The Common Core and PARCC testing and PISA or TIMSS have begun, little by little, to steal away or divert attention from the magic of the liberal arts education. Despite warnings from as far back as Charles Dickens' Hard Times, America has begun to myopically focus on a utilitarian foundation for secondary and education. Educating for job skills has replaced educating for the cultivation of the human spirit. And that has put the study of arts and the humanities at risk.
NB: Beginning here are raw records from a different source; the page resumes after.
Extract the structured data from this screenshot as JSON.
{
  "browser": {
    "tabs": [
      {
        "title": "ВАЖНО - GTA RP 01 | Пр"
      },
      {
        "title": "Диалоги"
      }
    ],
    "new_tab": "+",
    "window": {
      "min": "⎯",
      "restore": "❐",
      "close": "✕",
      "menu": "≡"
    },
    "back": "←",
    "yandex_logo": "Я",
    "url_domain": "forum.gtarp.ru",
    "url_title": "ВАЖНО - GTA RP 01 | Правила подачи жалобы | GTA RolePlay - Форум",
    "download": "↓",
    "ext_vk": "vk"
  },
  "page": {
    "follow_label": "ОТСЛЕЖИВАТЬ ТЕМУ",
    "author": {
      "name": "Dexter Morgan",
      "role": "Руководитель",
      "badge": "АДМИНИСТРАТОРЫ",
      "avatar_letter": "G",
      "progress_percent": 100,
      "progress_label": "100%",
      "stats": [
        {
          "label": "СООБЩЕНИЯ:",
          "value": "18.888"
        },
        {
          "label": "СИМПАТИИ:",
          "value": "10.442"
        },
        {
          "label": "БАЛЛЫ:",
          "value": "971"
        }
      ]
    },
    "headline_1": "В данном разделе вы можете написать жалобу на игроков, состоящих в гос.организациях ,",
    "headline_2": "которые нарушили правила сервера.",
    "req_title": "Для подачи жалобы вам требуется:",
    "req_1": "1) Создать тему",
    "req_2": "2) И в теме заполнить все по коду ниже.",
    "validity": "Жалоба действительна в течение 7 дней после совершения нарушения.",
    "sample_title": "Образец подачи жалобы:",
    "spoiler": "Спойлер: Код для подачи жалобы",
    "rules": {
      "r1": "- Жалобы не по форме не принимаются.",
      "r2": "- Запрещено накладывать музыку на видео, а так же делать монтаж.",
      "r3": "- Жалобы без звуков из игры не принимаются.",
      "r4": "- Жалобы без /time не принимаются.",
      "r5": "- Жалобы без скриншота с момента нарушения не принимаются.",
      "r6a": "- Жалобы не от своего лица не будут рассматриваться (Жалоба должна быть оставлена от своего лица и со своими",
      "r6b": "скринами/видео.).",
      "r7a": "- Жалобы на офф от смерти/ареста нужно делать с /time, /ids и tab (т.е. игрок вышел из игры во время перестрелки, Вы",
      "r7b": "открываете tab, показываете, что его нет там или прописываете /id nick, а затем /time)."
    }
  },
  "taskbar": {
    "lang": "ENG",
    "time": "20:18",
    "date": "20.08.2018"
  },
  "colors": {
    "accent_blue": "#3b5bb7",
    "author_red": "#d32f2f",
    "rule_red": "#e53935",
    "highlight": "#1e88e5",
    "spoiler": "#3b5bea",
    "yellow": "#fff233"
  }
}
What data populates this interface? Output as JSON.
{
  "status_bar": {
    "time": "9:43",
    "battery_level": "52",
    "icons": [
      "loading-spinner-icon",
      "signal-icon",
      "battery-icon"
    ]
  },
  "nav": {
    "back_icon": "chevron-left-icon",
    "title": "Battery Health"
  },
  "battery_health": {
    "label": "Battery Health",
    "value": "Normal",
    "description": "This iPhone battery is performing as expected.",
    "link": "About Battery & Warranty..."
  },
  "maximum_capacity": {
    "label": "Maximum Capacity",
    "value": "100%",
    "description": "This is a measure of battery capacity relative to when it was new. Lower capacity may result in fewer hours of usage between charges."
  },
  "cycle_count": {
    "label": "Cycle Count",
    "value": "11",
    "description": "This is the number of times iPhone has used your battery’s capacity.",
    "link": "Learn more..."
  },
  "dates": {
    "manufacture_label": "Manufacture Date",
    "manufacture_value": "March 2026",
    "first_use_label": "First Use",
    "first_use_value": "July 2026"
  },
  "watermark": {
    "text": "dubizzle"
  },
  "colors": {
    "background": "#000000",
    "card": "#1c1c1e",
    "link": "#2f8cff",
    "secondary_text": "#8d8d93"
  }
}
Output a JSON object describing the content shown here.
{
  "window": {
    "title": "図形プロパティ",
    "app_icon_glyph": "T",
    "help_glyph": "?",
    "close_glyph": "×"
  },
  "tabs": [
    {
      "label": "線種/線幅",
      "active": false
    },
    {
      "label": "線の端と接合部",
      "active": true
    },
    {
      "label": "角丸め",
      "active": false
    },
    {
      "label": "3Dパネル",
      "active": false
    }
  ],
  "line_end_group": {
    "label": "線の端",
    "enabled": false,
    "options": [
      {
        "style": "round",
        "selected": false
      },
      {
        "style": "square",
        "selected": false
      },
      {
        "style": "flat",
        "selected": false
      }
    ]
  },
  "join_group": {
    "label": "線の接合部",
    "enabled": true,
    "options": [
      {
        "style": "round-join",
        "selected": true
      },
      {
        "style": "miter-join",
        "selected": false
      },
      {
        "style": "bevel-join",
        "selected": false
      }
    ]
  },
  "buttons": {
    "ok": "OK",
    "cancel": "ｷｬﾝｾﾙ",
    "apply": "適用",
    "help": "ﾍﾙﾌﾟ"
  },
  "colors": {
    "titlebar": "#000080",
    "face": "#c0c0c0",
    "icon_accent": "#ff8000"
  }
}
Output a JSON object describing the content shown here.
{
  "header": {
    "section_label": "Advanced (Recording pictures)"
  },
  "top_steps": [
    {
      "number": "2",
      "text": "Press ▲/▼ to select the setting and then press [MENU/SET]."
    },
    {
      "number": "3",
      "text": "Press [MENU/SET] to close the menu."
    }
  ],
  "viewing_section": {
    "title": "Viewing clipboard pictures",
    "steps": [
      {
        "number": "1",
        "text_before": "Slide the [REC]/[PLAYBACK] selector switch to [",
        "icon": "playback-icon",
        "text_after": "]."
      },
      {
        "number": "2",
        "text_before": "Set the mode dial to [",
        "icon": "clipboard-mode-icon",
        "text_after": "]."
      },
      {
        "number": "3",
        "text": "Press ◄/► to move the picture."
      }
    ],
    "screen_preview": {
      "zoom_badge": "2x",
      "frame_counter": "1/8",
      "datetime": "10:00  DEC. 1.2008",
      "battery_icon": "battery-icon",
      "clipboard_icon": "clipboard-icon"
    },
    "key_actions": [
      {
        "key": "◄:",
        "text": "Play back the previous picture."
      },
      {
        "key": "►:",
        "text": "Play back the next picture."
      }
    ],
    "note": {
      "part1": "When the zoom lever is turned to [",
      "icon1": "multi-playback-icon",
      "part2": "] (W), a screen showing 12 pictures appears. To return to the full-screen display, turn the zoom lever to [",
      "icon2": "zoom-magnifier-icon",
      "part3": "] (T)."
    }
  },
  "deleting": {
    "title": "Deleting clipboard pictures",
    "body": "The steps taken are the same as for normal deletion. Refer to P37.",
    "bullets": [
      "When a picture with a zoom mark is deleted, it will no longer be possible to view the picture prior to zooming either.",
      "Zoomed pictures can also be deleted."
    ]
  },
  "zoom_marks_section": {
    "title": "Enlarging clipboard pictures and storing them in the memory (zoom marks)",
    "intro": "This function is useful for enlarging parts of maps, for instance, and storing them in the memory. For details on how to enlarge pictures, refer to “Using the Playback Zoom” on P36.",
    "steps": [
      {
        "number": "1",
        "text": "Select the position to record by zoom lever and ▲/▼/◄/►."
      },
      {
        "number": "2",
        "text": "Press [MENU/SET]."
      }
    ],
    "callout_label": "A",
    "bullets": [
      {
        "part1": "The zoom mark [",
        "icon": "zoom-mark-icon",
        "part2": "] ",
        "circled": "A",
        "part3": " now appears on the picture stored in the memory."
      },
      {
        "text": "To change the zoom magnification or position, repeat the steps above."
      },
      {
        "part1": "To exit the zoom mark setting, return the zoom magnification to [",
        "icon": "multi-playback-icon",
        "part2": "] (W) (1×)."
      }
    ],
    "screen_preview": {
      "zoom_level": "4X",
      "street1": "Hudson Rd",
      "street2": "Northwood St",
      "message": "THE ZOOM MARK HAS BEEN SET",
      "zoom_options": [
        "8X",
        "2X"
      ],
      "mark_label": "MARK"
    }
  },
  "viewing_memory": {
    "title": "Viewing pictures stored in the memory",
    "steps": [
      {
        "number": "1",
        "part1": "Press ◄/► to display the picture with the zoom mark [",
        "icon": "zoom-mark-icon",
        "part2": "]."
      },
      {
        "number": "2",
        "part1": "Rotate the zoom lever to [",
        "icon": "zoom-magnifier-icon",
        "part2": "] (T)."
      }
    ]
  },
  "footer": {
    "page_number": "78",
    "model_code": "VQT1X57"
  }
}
In fact, some in our government believe that student loans should only be available to STEM-majors, and those English and philosophy students can pay for the luxury of studying the humanities. Yet, for as long as I've been teaching - in fact, for as long as I've been around - I've known countless successful business leaders and community icons who began with a humanities degree. And that is the heart of Caroline Gregoire's list of "Irrefutable Evidence of the Value of Humanities Degrees." While I might have expected it from the likes of Jon Stewart or Conan O'Brien, who knew that businessman and multi-millionaire investor Mitt Romney began his adult life with a bachelor's degree in English?

We can follow that up with Rebecca Schuman's latest piece for Slate where she talks about people "Hating on the Humanities."

Wednesday, April 1, 2015

Does Dystopian YA Lit Stereotype Kids?

Cliques. Are they real, or simply a creation of YA writers and Hollywood directors? It's not surprising to find people sorted into groups in most genres of teen entertainment. In fact, Grace, Ed Rooney's secretary from Ferris Bueller laid it out for us in one classic line:

So, why is it that writers and filmmakers always seek to fit characters into the standard groups that are supposed to make up high school? Is society that cliche? Or are the cliches actually valid, which is why they seem so common. Katy Waldman of Slate Magazine suspects there are significant forces at work in a world where "Everybody Knows Where They Belong." From the Sorting Hat of JK Rowling to Suzanne Collins' Reaping, much of the entertainment for young people is grounded in categorizing people. The latest work Divergent from Catherine Roth is only the latest to follow the archetypal story form.

The studies of societal divisions, especially in regards to high school cliques, are endless. But the question is: are they valid, and what can or should we do about it?